Beyond these budgetary constraints, the country also has to contend with severe external imbalances, linked to the large goods deficit, which is equivalent to 20% of GDP. The deficit is mainly due to the weak manufacturing sector and the fall in domestic oil production in the absence of discoveries of new reserves. Agricultural exports (cane sugar, citrus fruits, bananas, vegetables) are not expected to compensate, due to the impact of weather conditions. The services surplus, which will remain small due to the poor health of global tourism and expatriate remittances (5% of GDP in 2019), will be unable to make up for this deficit and the income deficit. The current account will therefore remain largely in deficit. This deficit will not be entirely covered by sluggish foreign direct investment, which will increase the pressure on foreign exchange reserves (4.5 months of imports at the end of August 2020) and the Belizean dollar’s U.S. dollar peg.
End of an era: the opposition takes power after 12 years

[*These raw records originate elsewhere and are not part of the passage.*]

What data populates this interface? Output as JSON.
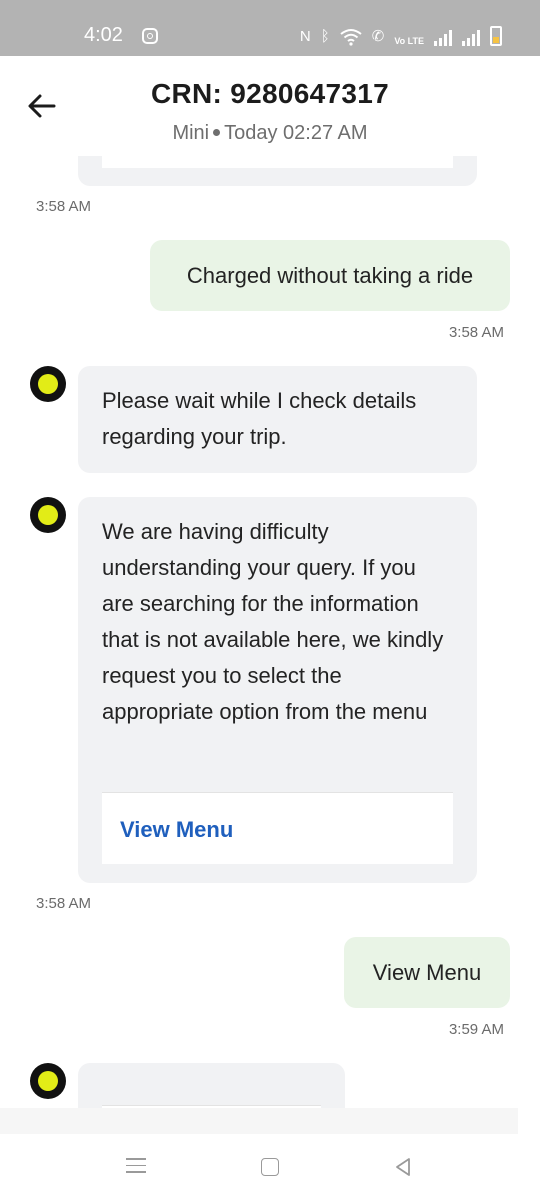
{
  "status": {
    "time": "4:02",
    "icons": [
      "instagram-icon",
      "nfc-icon",
      "bluetooth-icon",
      "wifi-icon",
      "wifi-calling-icon",
      "volte-icon",
      "signal-icon",
      "signal-icon",
      "battery-icon"
    ],
    "volte_label": "Vo LTE"
  },
  "header": {
    "title": "CRN: 9280647317",
    "ride_type": "Mini",
    "ride_time": "Today 02:27 AM"
  },
  "messages": {
    "ts_top": "3:58 AM",
    "user1": {
      "text": "Charged without taking a ride",
      "time": "3:58 AM"
    },
    "bot1": {
      "text": "Please wait while I check details regarding your trip."
    },
    "bot2": {
      "text": "We are having difficulty understanding your query. If you are searching for the information that is not available here, we kindly request you to select the appropriate option from the menu",
      "button": "View Menu",
      "time": "3:58 AM"
    },
    "user2": {
      "text": "View Menu",
      "time": "3:59 AM"
    }
  },
  "colors": {
    "status_bar": "#b3b3b3",
    "bot_bubble": "#f1f2f4",
    "user_bubble": "#e9f4e6",
    "link": "#1f5fbd",
    "avatar_accent": "#e2ec17"
  }
}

After three consecutive terms under the leadership of Dean Barrow, the United Democratic Party was defeated in the November 2020 elections by the opposition People's United Party, after Dean Barrow announced his retirement from politics. The new leader of the Democratic Party, Patrick Faber, was unable to win over voters who turned out in huge numbers at the polls (80% turnout) following a slew of corruption cases in early 2020. John Antonio Briceno was appointed prime minister, vowing to fight corruption and revive agriculture and tourism. Combating drug trafficking and improving the business climate will also remain priorities for the new government.
In terms of international affairs, the main issue remains the border dispute with Guatemala, which claims half of Belize's territory. In May 2019, 55% of Belizeans voted in favour of using the International Court of Justice (ICJ) to settle the dispute, following Guatemala's approval of such a settlement in a referendum in 2018.
Last updated: February 2021